Assignment :: Go through the data and tally the lines that include "UsupovMarket". The reply is that number alone.

[Stored items from a collection]
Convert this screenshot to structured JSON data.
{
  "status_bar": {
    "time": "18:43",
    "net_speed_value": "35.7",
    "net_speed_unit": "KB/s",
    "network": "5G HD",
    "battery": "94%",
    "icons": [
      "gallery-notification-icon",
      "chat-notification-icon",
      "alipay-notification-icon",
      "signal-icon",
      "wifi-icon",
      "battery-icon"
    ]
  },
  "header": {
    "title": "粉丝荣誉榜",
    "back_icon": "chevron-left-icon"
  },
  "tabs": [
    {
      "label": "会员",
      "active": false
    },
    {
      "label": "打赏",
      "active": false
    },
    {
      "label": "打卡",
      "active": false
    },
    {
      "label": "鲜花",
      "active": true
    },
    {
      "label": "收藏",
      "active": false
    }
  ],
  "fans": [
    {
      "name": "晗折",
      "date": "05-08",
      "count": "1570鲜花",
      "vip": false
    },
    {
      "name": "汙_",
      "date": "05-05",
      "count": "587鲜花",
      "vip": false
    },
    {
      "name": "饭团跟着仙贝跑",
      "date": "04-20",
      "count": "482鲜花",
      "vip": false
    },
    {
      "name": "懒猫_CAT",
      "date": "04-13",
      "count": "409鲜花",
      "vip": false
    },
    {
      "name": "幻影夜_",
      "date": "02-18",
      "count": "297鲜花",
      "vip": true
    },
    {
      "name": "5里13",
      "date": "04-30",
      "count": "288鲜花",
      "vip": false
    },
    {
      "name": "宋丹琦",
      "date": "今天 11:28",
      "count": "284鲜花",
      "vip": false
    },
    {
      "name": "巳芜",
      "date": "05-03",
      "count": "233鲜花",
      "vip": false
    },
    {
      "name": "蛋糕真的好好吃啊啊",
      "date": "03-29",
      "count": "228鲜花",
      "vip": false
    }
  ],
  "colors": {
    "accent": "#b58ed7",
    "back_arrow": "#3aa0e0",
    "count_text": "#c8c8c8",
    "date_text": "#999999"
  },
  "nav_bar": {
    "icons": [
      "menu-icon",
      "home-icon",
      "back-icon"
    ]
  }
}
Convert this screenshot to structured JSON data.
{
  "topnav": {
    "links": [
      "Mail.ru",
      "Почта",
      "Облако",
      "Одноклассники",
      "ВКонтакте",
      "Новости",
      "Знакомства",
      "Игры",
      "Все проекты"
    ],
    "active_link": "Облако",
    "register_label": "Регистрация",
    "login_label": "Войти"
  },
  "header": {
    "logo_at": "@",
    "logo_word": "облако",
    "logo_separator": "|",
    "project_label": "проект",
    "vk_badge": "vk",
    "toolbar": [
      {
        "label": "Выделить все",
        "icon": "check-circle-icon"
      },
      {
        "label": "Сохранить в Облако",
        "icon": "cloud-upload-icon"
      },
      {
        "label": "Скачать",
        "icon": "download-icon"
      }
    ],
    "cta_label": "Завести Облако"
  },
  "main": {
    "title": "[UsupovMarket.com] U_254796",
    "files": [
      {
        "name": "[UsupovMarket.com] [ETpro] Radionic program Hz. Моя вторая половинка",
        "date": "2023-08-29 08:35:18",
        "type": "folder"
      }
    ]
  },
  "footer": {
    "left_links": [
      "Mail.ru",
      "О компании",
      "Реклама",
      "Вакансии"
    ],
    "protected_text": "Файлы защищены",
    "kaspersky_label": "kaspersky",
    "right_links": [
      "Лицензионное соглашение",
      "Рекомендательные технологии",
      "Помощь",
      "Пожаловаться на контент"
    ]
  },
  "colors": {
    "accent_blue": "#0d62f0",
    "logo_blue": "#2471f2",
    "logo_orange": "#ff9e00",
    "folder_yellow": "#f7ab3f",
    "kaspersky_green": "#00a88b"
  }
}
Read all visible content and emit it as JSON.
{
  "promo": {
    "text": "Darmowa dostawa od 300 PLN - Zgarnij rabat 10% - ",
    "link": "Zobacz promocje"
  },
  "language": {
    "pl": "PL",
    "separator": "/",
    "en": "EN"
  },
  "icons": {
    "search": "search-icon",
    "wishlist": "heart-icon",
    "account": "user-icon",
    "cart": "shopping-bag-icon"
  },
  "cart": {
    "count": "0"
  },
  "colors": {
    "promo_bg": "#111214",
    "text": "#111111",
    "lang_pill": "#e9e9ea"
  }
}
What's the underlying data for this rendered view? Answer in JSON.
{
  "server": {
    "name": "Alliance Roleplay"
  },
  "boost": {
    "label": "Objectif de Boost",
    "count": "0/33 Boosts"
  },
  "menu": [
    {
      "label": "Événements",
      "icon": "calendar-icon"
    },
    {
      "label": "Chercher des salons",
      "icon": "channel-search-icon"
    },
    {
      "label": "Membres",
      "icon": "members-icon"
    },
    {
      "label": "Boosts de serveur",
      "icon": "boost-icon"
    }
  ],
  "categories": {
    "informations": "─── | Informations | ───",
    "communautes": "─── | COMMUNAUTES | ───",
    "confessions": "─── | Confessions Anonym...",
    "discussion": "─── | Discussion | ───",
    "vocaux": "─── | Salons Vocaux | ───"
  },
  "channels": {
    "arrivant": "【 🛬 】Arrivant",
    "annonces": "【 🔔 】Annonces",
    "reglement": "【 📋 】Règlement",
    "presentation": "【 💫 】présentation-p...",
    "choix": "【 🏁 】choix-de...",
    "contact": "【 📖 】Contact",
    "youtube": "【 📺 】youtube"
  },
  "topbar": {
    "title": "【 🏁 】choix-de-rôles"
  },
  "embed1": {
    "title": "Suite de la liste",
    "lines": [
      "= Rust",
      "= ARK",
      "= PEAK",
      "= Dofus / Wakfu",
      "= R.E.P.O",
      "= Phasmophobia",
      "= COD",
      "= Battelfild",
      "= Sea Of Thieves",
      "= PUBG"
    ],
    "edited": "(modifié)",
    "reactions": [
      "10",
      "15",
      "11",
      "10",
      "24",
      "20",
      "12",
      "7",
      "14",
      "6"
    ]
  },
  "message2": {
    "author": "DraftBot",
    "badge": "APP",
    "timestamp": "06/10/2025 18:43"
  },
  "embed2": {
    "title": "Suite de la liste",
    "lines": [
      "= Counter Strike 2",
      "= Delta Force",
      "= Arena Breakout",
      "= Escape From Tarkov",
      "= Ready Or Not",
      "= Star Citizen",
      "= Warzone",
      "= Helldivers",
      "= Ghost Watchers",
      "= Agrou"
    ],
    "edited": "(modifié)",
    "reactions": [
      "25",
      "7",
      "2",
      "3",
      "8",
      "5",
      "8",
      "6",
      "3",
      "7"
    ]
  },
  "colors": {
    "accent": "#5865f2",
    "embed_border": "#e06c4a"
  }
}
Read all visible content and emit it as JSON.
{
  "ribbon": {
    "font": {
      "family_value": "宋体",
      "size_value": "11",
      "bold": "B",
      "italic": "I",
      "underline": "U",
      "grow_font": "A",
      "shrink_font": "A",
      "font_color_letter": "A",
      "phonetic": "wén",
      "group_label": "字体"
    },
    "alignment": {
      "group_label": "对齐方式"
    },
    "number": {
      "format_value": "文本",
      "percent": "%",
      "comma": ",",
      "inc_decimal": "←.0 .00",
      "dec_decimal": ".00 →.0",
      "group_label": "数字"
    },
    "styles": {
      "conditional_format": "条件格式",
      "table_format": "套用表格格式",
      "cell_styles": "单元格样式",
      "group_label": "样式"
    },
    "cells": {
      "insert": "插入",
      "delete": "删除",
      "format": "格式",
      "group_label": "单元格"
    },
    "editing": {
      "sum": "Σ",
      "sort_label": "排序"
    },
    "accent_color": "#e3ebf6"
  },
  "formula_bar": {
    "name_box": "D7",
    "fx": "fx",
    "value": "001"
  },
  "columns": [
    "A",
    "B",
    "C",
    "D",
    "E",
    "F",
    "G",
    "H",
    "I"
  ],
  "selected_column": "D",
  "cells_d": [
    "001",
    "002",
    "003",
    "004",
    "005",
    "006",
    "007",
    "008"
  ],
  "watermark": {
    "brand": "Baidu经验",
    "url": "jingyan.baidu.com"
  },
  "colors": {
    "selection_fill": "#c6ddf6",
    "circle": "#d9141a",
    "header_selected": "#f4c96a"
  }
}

Result for this task :: 2